▸ **Exercise goal**:
Work out how many lines in the data that follows contain "structured". Write nothing but the number.

START Supplied records

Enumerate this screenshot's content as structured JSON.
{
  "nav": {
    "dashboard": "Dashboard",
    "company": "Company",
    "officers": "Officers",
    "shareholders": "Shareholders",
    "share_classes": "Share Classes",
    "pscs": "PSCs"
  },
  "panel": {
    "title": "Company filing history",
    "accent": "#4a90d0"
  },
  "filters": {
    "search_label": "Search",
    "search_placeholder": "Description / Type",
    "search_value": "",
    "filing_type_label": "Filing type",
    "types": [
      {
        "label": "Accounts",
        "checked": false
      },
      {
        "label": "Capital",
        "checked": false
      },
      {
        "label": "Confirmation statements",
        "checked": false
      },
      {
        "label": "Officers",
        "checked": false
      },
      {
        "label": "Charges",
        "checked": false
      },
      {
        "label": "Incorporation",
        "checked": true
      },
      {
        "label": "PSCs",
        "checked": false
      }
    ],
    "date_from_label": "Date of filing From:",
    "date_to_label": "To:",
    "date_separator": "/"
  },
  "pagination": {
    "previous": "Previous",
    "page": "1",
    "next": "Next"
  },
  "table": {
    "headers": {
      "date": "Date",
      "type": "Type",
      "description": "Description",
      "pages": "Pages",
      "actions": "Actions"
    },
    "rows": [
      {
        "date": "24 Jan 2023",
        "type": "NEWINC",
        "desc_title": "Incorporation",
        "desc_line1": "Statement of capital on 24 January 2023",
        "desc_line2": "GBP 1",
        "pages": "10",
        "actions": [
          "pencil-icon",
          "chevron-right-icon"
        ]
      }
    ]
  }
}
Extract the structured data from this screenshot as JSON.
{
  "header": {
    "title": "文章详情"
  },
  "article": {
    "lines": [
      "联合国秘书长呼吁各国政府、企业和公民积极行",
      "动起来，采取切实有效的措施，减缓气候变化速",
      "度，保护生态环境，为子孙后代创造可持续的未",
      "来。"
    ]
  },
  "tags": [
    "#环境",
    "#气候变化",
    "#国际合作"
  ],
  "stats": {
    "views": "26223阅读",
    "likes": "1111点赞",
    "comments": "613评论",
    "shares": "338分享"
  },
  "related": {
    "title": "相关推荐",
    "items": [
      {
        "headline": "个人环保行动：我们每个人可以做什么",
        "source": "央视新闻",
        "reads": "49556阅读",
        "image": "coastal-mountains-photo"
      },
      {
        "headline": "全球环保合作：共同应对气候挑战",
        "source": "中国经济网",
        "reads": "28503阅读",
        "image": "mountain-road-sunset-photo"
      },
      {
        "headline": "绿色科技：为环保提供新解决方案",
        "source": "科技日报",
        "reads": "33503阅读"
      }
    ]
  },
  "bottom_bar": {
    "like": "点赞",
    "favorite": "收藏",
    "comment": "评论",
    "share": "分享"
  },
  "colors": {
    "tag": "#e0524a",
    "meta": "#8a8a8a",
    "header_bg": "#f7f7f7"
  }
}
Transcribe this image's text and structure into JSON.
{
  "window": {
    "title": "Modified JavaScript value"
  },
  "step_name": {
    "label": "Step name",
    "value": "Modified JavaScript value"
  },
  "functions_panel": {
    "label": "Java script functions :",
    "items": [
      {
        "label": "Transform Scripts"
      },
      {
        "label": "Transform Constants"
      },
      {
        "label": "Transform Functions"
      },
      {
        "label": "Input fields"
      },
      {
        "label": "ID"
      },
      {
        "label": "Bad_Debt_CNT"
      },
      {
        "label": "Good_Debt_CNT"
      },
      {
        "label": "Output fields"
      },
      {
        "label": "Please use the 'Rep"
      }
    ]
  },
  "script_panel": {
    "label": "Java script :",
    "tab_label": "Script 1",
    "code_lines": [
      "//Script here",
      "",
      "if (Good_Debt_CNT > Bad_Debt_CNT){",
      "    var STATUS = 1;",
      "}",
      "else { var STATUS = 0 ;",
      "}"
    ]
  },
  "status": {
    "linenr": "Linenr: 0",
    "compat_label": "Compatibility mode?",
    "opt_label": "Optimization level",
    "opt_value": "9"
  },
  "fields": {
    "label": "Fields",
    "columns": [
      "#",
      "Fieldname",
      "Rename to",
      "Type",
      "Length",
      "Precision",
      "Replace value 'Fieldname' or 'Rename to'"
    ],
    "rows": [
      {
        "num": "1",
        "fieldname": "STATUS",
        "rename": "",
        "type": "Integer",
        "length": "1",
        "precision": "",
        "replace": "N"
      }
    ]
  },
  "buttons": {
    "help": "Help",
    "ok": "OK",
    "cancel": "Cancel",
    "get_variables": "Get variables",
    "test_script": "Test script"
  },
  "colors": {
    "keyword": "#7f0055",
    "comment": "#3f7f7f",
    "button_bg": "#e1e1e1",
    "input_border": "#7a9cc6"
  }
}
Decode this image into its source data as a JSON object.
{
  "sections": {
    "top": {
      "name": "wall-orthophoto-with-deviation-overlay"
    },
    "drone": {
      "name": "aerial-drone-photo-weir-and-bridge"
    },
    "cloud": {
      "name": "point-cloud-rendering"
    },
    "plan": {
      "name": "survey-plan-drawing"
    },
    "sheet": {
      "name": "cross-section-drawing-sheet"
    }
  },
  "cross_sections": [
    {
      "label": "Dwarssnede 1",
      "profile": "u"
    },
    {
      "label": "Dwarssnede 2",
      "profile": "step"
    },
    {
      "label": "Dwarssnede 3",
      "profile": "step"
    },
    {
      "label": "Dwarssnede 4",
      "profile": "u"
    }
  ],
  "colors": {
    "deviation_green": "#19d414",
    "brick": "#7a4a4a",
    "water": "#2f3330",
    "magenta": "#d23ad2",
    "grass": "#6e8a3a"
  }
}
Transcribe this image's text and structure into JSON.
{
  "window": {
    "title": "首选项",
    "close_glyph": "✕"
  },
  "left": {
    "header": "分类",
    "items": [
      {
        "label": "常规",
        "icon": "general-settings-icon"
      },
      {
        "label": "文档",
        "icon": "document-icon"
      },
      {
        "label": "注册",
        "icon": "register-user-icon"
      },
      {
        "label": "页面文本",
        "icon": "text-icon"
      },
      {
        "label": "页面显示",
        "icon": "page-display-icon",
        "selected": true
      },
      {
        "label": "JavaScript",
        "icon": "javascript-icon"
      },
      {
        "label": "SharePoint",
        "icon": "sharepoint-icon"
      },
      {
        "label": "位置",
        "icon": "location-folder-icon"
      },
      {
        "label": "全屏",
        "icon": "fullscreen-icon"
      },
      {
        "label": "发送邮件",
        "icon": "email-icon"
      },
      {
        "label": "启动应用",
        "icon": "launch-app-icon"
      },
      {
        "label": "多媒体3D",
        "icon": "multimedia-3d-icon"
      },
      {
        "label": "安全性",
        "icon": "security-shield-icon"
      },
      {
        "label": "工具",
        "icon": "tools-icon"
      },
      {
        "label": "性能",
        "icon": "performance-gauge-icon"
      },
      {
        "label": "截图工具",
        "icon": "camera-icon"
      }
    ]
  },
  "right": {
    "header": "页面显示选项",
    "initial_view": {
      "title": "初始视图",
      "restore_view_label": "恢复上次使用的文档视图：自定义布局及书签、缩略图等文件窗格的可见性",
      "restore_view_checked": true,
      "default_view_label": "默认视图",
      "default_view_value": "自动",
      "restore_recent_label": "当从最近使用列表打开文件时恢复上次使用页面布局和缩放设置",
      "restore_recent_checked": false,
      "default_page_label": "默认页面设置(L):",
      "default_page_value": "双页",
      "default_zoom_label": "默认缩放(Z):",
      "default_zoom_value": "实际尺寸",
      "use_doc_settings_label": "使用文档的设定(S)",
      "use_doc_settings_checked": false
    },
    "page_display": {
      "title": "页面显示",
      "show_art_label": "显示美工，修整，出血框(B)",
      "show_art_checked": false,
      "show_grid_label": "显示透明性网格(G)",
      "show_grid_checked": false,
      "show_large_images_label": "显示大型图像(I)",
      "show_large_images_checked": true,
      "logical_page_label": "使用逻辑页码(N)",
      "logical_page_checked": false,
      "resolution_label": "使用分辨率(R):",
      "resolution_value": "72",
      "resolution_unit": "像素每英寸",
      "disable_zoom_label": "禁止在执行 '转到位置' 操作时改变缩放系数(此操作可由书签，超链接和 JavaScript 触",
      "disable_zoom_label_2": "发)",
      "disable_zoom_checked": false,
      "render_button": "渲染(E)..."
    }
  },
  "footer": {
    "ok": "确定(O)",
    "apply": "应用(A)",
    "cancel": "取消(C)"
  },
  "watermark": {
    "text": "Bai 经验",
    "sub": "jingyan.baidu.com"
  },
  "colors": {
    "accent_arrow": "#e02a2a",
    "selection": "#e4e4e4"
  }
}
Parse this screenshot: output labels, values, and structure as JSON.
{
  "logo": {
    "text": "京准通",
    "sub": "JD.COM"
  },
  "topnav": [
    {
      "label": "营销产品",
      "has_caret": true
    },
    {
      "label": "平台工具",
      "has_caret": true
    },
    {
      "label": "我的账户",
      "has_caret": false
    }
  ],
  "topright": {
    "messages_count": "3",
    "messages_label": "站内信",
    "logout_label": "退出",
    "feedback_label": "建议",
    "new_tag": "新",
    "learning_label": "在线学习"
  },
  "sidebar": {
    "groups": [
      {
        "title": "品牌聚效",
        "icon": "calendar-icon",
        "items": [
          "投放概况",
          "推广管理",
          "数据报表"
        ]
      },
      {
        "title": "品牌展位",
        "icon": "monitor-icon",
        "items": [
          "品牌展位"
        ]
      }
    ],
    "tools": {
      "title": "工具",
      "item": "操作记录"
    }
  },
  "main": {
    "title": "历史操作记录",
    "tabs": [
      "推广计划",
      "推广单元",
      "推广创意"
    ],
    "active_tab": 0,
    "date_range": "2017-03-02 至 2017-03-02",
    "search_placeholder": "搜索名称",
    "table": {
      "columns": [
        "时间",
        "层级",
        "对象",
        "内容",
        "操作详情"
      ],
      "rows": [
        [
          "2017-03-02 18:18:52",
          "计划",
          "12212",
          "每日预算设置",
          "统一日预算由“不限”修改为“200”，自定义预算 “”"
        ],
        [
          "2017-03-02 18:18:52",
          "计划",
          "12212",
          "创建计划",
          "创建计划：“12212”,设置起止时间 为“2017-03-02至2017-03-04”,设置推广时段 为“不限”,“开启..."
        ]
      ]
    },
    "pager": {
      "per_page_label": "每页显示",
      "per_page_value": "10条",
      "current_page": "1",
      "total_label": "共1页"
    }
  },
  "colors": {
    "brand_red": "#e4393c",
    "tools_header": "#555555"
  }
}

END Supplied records

▸ **Task answer**:
2